- A belief that Muslims have been on the receiving end of the nastiest crimes in the previous century and to date -- the two exceptions being the Jews’ suffering at the hands of the Nazis and the Armenians’ suffering at the Ottomans’ hands. But whereas Jews and Armenians received global apologies and reparations, there was nothing of the kind for Muslims.
In context, no one should underestimate the hurt the Palestinian Nakba etched on the Muslim Arab memory. No population was uprooted from its native land such as the Palestinian population. Yet no one is prepared to offer Palestinians an apology. And who would even dare launch a museum in New York commemorating the Nakba?
Also, who would dare call for an official Russian apology to the 1.5 million Chechens evicted from their homes and forcibly dispersed across the former Soviet Union, where tens of thousands of them succumbed to disease and starvation?

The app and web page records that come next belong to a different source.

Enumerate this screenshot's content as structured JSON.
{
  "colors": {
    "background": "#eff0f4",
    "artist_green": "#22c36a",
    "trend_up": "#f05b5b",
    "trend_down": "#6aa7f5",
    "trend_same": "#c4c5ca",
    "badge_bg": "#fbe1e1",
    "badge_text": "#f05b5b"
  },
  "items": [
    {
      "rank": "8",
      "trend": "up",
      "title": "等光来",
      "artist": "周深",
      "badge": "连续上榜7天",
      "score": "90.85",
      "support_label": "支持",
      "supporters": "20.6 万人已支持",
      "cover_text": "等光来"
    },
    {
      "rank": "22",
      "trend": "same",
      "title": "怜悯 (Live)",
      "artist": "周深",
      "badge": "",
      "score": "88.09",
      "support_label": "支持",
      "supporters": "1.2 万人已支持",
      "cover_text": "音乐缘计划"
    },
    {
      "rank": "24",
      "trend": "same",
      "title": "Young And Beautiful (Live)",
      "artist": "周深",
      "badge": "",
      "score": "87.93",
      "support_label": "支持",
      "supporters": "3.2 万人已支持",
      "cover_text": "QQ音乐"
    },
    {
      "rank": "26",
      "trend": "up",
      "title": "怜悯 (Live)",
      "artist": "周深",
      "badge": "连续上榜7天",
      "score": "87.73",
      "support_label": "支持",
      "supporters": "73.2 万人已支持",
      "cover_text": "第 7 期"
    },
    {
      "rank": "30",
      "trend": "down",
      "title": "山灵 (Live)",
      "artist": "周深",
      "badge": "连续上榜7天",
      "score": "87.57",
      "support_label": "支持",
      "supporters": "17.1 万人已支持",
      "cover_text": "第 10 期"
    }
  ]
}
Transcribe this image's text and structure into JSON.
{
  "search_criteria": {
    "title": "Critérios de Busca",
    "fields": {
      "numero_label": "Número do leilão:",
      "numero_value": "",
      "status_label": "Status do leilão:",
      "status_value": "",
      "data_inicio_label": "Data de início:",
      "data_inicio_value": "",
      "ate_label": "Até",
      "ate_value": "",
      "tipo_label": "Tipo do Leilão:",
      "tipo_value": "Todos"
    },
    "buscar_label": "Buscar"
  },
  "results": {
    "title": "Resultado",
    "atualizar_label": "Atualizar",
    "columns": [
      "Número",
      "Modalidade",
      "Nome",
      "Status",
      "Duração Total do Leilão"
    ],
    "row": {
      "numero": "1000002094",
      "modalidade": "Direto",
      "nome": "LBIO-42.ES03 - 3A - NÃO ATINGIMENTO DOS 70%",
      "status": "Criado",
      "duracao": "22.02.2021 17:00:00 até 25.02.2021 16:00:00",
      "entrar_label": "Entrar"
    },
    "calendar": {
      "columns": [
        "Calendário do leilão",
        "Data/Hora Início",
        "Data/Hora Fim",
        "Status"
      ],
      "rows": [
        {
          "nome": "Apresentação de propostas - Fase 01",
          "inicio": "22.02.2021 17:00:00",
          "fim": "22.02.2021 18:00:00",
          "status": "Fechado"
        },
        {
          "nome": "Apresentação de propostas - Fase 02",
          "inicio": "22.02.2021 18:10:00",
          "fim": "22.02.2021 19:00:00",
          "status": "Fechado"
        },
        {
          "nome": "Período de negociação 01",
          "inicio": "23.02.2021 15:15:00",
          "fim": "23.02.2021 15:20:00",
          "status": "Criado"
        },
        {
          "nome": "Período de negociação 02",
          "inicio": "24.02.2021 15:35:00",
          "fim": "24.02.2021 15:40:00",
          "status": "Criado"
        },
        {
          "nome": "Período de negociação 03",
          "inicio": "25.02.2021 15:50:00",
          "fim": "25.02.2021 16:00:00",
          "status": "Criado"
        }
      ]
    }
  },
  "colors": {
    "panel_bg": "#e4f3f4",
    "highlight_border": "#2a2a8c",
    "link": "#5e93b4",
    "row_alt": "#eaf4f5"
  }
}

When Chechen survivors revolted in their quest for independence, they were met by Russia’s fire and brimstone as the world looked away.
One can imagine how stories of the horrors and crimes committed in Chechnya dulled the rationale of an angry Muslim’s mind, turning a civil young man into a dangerous terrorist.
Some will read into my think piece a justification for terrorism. It is not.
No one can justify terrorism. But the only way to eradicate it is to address its causes.
Someone needs to have the courage to stand up and tell the West in the face: Your double standards are causing the rage breeding terror.